Typo–I meant: So the tit-for-tat strategy has application even in zero-sum games with more than two players.

In your example, the two players behind should cooperate to attack the winning third player. So the two trailing players use tic-for-tat between themselves (thus enforcing cooperation) and a simple attack strategy against the winning player.

I forget the paper, but I believe it has been proven that tit-for-tat is the best strategy for a large class (again, I can’t remember the details) of games when you don’t know your opponents’ strategy.

A mathematician friend of mine who was a great gamer explained it this way:

In any multiple-person game, you can just about guarantee that another player will lose. Trying to do so will just about guarantee that you will also lose.

That’s been my experience. I’ve seen people in such games take out a vendetta against another player and pull that player down; in doing so, the angry player inevitably pulls himself down as well.

In games that allow dealmaking and dealbreaking, I’ve got a variant of the Prisoner’s Dilemma strategy: I’ll make deals freely with people, and I won’t break them. Any given person may break a deal with me exactly once, in any game I ever play with them. Once they’ve broken a deal with me, they won’t be breaking any more deals with me again.

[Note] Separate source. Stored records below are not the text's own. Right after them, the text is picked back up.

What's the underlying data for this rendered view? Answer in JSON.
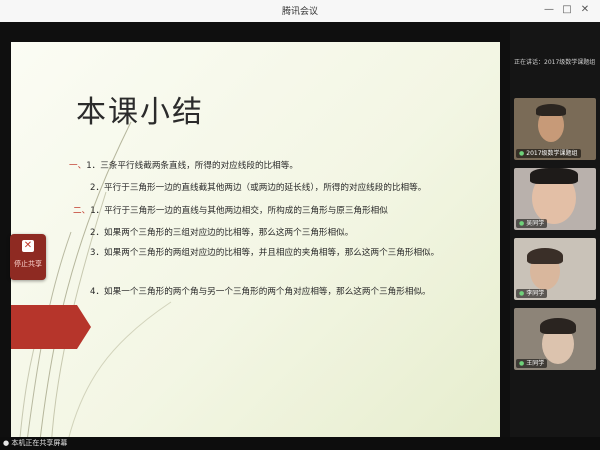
{
  "window": {
    "title": "腾讯会议",
    "minimize_glyph": "—",
    "maximize_glyph": "□",
    "close_glyph": "✕"
  },
  "slide": {
    "title": "本课小结",
    "lines": [
      {
        "marker": "一、",
        "text": "1．三条平行线截两条直线，所得的对应线段的比相等。"
      },
      {
        "marker": "",
        "text": "2．平行于三角形一边的直线截其他两边（或两边的延长线），所得的对应线段的比相等。"
      },
      {
        "marker": "二、",
        "text": "1．平行于三角形一边的直线与其他两边相交，所构成的三角形与原三角形相似"
      },
      {
        "marker": "",
        "text": "2．如果两个三角形的三组对应边的比相等，那么这两个三角形相似。"
      },
      {
        "marker": "",
        "text": "3．如果两个三角形的两组对应边的比相等，并且相应的夹角相等，那么这两个三角形相似。"
      },
      {
        "marker": "",
        "text": "4．如果一个三角形的两个角与另一个三角形的两个角对应相等，那么这两个三角形相似。"
      }
    ]
  },
  "sidebar_button": {
    "label": "停止共享",
    "icon": "close-icon"
  },
  "right_panel": {
    "meeting_info": "正在讲话：2017级数学课题组",
    "participants": [
      {
        "name": "2017级数学课题组",
        "icon": "microphone-icon",
        "skin": "#c79a78",
        "bg": "#7a6b57"
      },
      {
        "name": "吴同学",
        "icon": "microphone-icon",
        "skin": "#e3bfa6",
        "bg": "#b9b1ac"
      },
      {
        "name": "李同学",
        "icon": "microphone-icon",
        "skin": "#d9b79d",
        "bg": "#c9c2b8"
      },
      {
        "name": "王同学",
        "icon": "microphone-icon",
        "skin": "#dcc3ae",
        "bg": "#8d8478"
      }
    ]
  },
  "statusbar": {
    "text": "本机正在共享屏幕"
  },
  "colors": {
    "accent_red": "#b6352b",
    "slide_bg": "#f3f6e4",
    "marker_red": "#c0392b"
  }
}
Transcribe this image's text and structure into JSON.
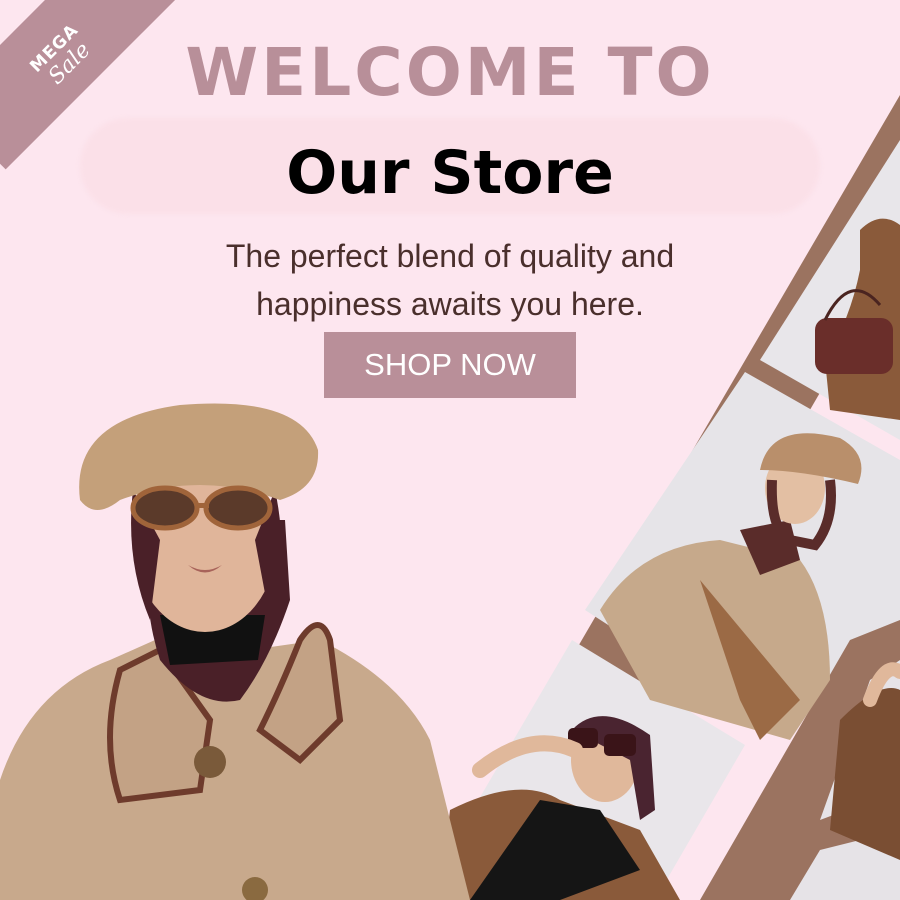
{
  "badge": {
    "line1": "MEGA",
    "line2": "Sale"
  },
  "hero": {
    "welcome": "WELCOME TO",
    "title": "Our Store",
    "tagline_line1": "The perfect blend of quality and",
    "tagline_line2": "happiness awaits you here.",
    "cta": "SHOP NOW"
  },
  "colors": {
    "background": "#fde6ef",
    "accent": "#b98f99",
    "title": "#000000",
    "tagline": "#4a2f2c",
    "filmstrip": "#9b7360"
  }
}
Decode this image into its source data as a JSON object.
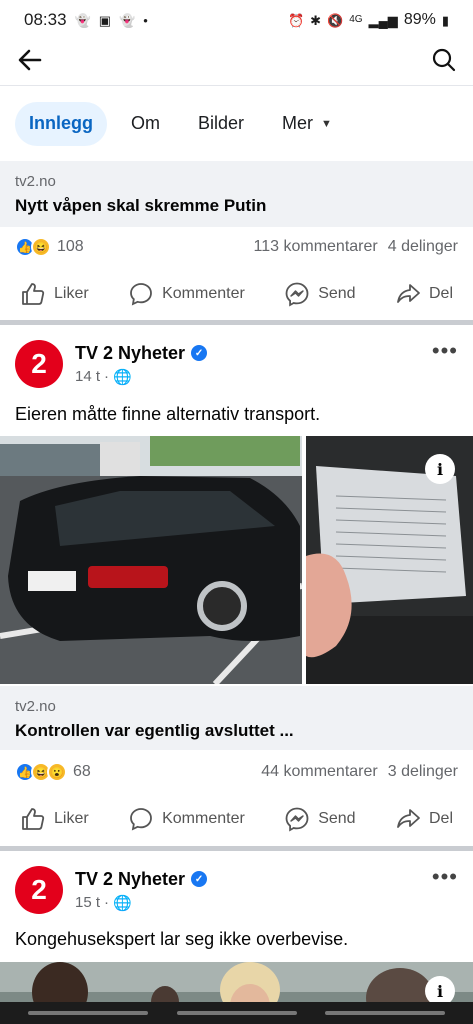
{
  "status": {
    "time": "08:33",
    "battery": "89%",
    "network": "4G"
  },
  "tabs": [
    {
      "label": "Innlegg"
    },
    {
      "label": "Om"
    },
    {
      "label": "Bilder"
    },
    {
      "label": "Mer"
    }
  ],
  "post1": {
    "link_domain": "tv2.no",
    "link_title": "Nytt våpen skal skremme Putin",
    "reactions": "108",
    "comments": "113 kommentarer",
    "shares": "4 delinger"
  },
  "post2": {
    "page_name": "TV 2 Nyheter",
    "time": "14 t",
    "text": "Eieren måtte finne alternativ transport.",
    "link_domain": "tv2.no",
    "link_title": "Kontrollen var egentlig avsluttet ...",
    "reactions": "68",
    "comments": "44 kommentarer",
    "shares": "3 delinger"
  },
  "post3": {
    "page_name": "TV 2 Nyheter",
    "time": "15 t",
    "text": "Kongehusekspert lar seg ikke overbevise."
  },
  "actions": {
    "like": "Liker",
    "comment": "Kommenter",
    "send": "Send",
    "share": "Del"
  },
  "colors": {
    "accent": "#1877f2",
    "brand": "#e3001b"
  }
}
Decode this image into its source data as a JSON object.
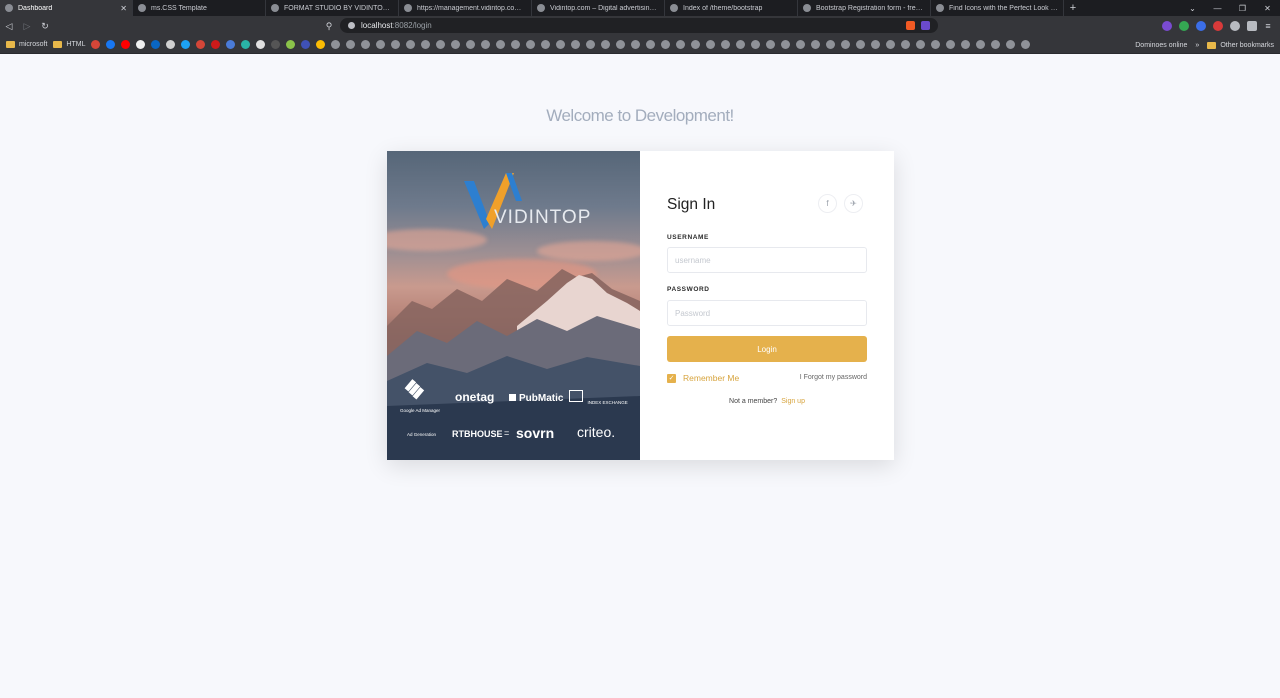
{
  "browser": {
    "tabs": [
      {
        "title": "Dashboard",
        "active": true
      },
      {
        "title": "ms.CSS Template",
        "active": false
      },
      {
        "title": "FORMAT STUDIO BY VIDINTOP.COM",
        "active": false
      },
      {
        "title": "https://management.vidintop.com/log",
        "active": false
      },
      {
        "title": "Vidintop.com – Digital advertising pla",
        "active": false
      },
      {
        "title": "Index of /theme/bootstrap",
        "active": false
      },
      {
        "title": "Bootstrap Registration form - free exa",
        "active": false
      },
      {
        "title": "Find Icons with the Perfect Look & Fe",
        "active": false
      }
    ],
    "url_host": "localhost",
    "url_path": ":8082/login",
    "bookmarks": {
      "microsoft": "microsoft",
      "html": "HTML",
      "dominoes": "Dominoes online",
      "overflow": "»",
      "other": "Other bookmarks"
    }
  },
  "page": {
    "welcome": "Welcome to Development!",
    "brand": "VIDINTOP",
    "partners": {
      "google": "Google Ad Manager",
      "onetag": "onetag",
      "pubmatic": "PubMatic",
      "index": "INDEX EXCHANGE",
      "adgeneration": "Ad Generation",
      "rtbhouse": "RTBHOUSE",
      "sovrn": "sovrn",
      "criteo": "criteo."
    }
  },
  "form": {
    "title": "Sign In",
    "username_label": "USERNAME",
    "username_placeholder": "username",
    "password_label": "PASSWORD",
    "password_placeholder": "Password",
    "login_label": "Login",
    "remember_label": "Remember Me",
    "remember_checked": true,
    "forgot_label": "I Forgot my password",
    "member_text": "Not a member?",
    "signup_label": "Sign up"
  },
  "colors": {
    "accent": "#e5b14c",
    "welcome_text": "#a3adbd",
    "page_bg": "#f7f8fc"
  }
}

I don’t play enough games to know if this is a winning strategy :). My idea is that people will be more willing to make deals with me because they know I’m honest about it, and less willing to make deals with me that might cost them the game, because they know I’ll remember.

Of course, when I do make deals, I always make exit conditions for the deal clear, or the limits of the deal clear; and I’ve got no problem at all with keeping to the letter of the agreement while violating the spirit of it.

As for bumping people in Sorry, why on earth WOULDN’T you do so? If you want to play a cooperative game, that’s what D&D is for. The entire point of Sorry is to win, which kind of requires making everyone else lose.